Material supplied |
——

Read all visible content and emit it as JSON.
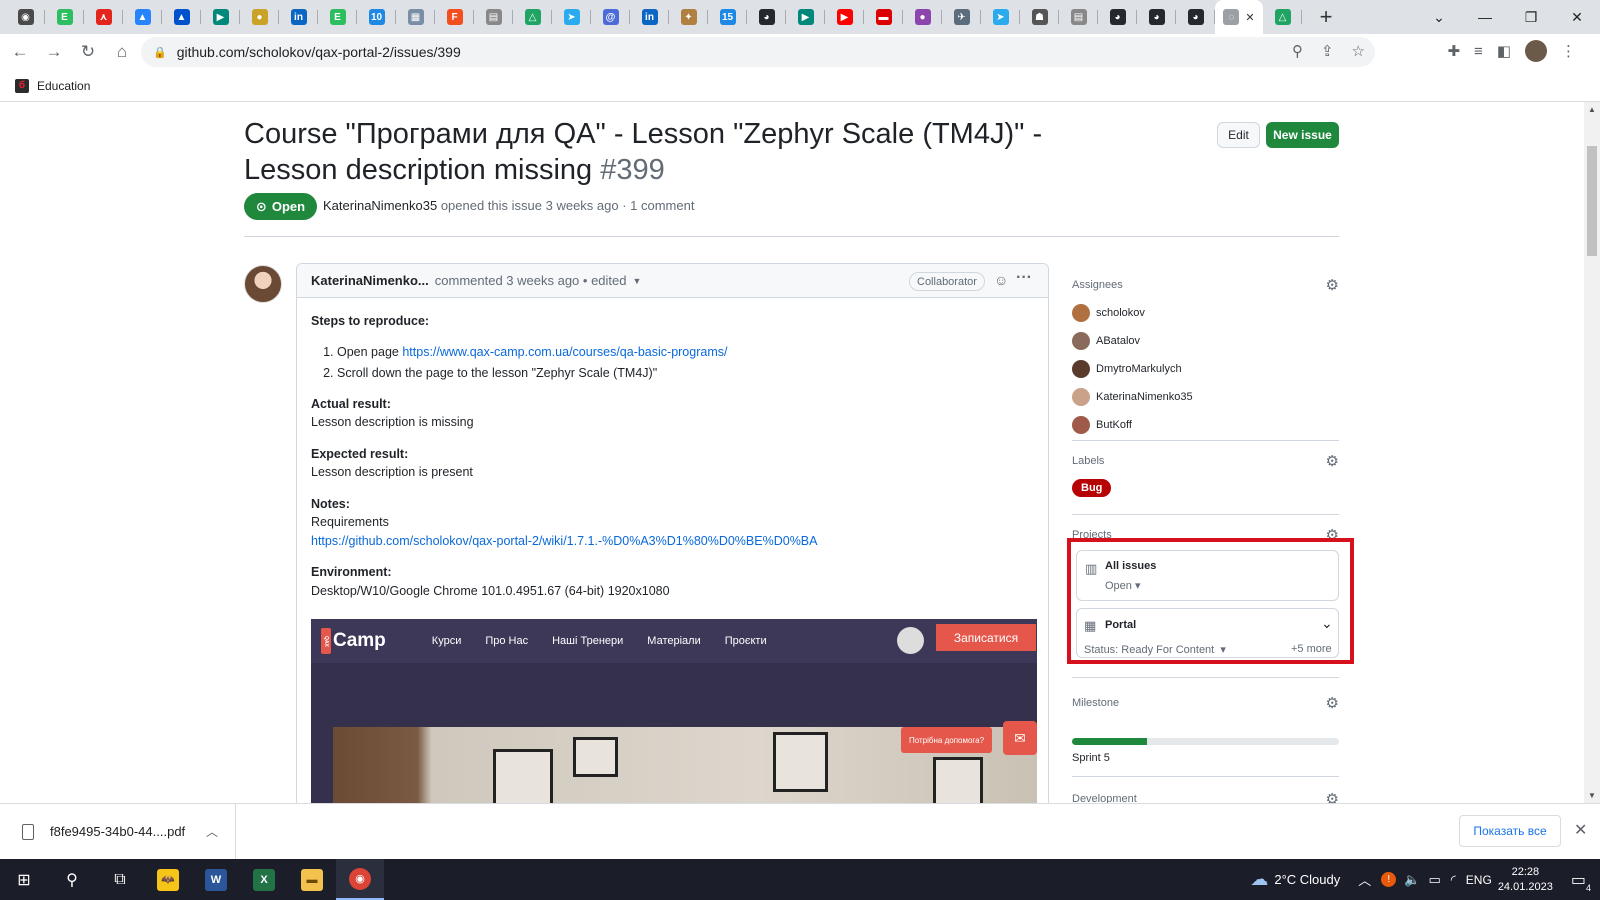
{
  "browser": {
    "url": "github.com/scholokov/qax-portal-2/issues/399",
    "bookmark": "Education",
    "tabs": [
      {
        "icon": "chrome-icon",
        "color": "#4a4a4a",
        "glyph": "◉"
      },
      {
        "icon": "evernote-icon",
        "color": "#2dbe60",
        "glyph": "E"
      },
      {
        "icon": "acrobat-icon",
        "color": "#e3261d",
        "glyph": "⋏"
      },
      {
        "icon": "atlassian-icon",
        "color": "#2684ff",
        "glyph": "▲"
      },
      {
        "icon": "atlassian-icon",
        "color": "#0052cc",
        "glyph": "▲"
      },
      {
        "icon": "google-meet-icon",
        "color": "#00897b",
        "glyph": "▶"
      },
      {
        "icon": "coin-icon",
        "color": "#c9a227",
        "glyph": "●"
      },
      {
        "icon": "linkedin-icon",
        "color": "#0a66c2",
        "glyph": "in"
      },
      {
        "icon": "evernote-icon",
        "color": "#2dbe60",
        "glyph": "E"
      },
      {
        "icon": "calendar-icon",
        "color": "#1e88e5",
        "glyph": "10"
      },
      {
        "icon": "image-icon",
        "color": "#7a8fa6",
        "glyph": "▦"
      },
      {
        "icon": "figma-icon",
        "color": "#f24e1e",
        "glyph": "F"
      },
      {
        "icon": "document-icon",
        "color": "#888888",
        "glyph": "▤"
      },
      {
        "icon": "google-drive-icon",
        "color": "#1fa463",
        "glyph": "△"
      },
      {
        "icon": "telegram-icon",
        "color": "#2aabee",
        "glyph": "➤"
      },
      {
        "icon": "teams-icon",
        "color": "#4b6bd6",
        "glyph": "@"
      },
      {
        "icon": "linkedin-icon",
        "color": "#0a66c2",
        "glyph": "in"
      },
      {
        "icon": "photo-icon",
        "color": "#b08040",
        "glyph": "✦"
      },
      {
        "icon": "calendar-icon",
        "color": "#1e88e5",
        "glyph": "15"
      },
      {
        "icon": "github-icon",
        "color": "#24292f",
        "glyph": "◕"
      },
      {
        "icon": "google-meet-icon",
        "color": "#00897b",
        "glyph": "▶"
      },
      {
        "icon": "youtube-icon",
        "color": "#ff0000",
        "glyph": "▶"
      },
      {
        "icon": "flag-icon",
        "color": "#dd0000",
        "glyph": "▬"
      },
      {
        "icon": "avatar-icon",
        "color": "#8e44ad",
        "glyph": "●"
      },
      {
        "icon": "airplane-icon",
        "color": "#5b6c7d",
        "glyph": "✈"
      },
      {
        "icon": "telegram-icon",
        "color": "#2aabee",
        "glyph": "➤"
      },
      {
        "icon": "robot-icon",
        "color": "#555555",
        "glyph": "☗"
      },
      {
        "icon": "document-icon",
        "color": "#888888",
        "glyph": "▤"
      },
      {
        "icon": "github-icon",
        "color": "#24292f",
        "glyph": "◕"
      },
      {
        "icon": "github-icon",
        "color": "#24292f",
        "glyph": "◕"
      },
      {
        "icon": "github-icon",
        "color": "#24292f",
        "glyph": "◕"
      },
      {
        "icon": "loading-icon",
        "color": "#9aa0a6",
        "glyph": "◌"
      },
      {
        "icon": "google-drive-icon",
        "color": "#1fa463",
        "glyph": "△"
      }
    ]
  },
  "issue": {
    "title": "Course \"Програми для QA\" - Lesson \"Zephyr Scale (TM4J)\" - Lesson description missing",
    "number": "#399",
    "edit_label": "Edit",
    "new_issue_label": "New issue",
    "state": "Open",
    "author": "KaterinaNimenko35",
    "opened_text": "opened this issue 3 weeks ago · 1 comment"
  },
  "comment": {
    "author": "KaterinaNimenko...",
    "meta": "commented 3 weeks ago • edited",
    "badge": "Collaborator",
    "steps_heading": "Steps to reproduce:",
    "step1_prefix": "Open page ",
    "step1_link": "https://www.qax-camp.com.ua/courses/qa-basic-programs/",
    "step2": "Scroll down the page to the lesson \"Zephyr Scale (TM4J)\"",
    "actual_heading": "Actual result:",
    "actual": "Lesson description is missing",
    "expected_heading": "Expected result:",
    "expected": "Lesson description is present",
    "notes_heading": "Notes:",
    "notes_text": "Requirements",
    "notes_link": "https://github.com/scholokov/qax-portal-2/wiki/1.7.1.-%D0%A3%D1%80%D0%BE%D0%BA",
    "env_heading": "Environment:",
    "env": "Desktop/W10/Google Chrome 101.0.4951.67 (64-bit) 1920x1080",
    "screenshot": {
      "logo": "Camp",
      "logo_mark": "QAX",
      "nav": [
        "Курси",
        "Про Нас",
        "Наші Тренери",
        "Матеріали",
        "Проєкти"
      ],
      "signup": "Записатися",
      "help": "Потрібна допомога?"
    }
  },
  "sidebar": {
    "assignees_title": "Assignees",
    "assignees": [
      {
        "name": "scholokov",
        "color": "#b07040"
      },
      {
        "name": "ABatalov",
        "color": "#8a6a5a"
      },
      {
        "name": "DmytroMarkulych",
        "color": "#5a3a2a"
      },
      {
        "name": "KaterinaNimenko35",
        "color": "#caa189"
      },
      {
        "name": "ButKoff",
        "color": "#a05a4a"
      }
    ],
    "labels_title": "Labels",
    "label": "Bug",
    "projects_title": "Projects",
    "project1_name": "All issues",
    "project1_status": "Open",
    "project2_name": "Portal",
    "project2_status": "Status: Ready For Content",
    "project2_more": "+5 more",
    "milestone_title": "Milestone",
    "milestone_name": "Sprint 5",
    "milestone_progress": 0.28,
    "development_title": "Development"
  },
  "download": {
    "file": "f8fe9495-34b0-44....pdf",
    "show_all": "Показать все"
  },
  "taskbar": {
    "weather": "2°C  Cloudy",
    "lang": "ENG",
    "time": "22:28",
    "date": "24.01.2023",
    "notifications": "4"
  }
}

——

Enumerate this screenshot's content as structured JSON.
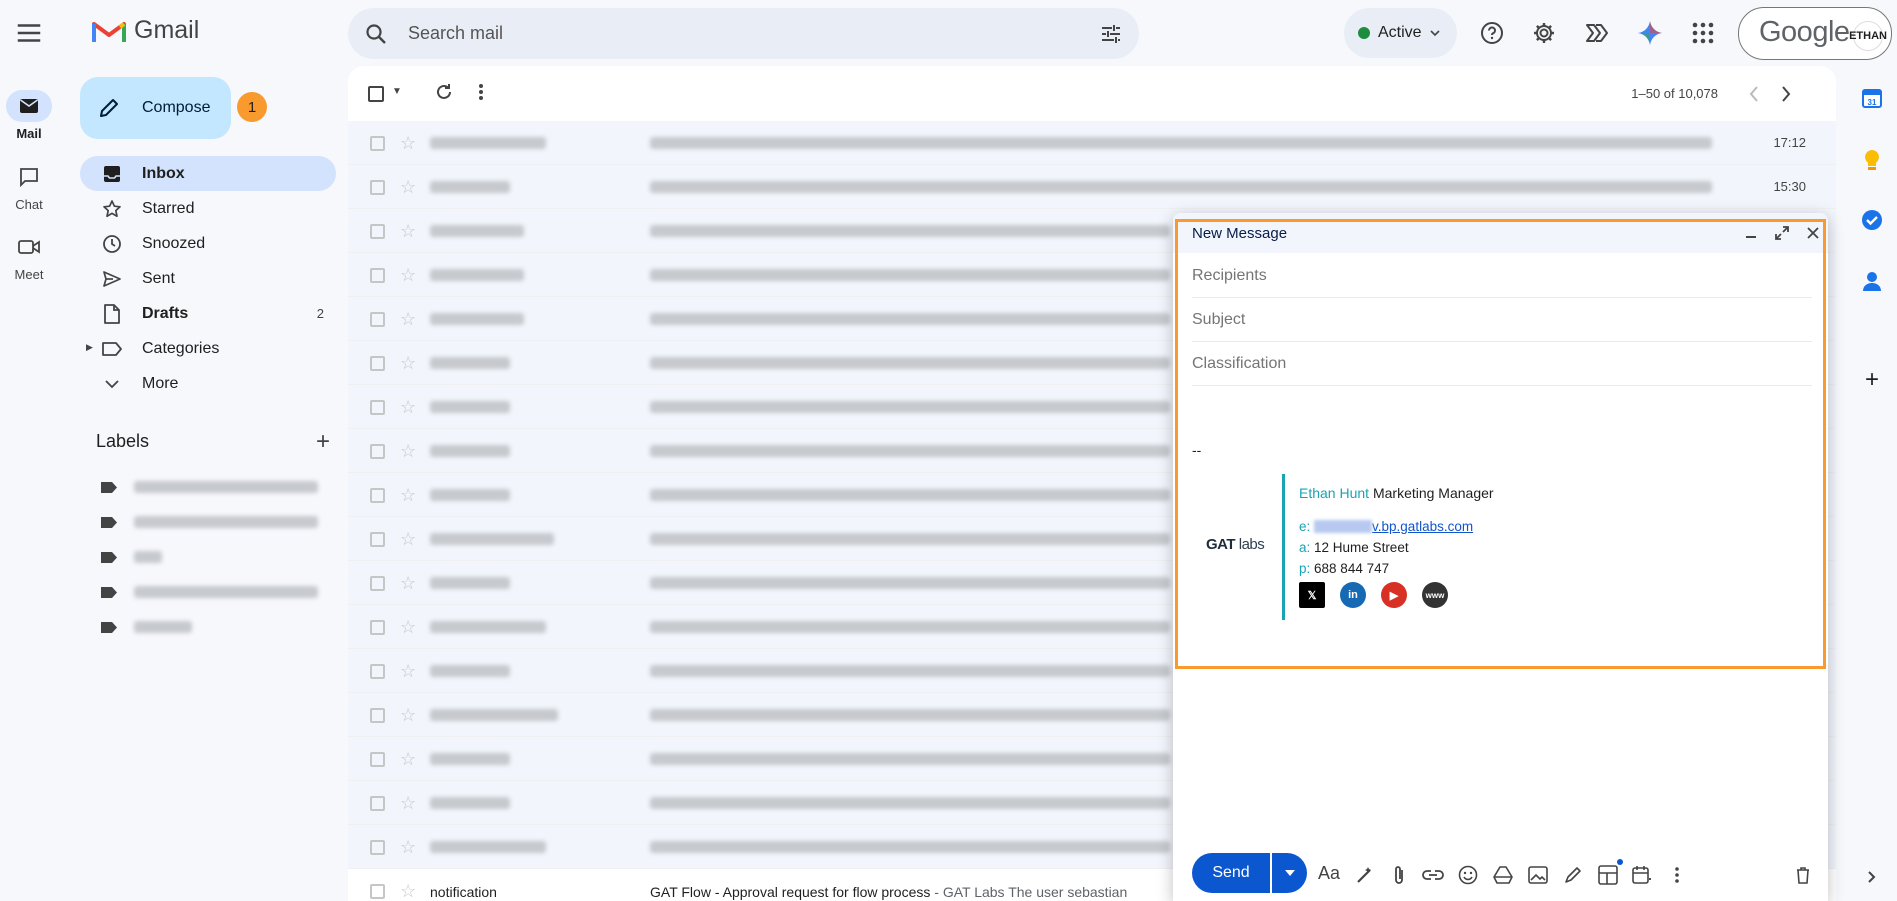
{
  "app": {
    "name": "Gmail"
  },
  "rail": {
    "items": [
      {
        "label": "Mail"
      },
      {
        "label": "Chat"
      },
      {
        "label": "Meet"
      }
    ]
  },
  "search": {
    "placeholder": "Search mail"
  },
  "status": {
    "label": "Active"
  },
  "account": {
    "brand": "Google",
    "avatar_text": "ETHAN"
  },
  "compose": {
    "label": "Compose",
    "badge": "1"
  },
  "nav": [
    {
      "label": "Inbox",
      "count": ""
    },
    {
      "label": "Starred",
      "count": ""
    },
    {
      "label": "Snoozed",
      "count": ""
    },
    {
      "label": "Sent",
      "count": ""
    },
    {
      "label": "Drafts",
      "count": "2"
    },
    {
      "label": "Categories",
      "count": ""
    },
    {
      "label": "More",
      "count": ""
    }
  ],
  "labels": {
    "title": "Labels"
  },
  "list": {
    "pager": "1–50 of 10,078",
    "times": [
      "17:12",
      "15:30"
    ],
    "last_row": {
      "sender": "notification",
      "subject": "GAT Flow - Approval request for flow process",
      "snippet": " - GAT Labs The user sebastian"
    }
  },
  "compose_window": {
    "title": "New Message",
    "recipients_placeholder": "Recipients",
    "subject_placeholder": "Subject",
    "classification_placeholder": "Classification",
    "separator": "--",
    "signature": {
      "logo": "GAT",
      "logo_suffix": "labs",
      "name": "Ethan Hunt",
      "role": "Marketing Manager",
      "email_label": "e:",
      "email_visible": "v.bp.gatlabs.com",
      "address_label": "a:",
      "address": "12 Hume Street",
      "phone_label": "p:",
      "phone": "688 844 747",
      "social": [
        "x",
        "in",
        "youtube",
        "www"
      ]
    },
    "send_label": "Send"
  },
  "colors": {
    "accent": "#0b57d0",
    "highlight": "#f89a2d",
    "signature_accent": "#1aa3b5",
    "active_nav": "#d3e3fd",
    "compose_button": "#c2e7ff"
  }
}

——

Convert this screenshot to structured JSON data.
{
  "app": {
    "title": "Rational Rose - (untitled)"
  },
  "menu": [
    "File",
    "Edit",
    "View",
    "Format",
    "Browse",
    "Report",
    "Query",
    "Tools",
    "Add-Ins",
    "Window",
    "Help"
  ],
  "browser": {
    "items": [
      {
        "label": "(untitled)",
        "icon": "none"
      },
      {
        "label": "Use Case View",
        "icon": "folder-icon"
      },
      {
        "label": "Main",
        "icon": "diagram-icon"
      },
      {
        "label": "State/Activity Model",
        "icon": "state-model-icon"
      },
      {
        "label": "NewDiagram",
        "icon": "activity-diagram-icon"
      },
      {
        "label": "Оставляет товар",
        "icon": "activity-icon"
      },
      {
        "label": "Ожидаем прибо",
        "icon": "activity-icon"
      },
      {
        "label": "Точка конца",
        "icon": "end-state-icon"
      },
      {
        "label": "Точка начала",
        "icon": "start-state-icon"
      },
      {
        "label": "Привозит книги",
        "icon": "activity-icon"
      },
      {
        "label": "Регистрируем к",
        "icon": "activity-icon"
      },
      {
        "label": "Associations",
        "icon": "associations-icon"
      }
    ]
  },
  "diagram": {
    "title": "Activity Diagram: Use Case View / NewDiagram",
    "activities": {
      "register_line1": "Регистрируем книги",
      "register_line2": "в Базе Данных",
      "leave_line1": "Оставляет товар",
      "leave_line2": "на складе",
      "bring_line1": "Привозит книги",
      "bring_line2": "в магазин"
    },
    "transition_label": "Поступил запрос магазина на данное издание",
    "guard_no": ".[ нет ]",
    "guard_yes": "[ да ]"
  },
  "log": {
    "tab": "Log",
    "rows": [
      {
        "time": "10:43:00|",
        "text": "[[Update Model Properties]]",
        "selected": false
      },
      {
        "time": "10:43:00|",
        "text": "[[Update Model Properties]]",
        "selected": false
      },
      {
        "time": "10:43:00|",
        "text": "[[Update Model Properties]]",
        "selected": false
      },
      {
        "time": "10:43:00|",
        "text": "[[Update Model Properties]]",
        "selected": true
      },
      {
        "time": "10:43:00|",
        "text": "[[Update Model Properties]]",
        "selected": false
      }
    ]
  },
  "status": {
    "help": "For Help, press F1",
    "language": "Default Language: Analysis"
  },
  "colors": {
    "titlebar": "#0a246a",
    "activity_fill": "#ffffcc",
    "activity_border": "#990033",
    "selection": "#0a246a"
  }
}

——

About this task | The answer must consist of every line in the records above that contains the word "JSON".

Solution for this problem |
Read all visible content and emit it as JSON.
Enumerate this screenshot's content as structured JSON.
Convert this screenshot to structured JSON data.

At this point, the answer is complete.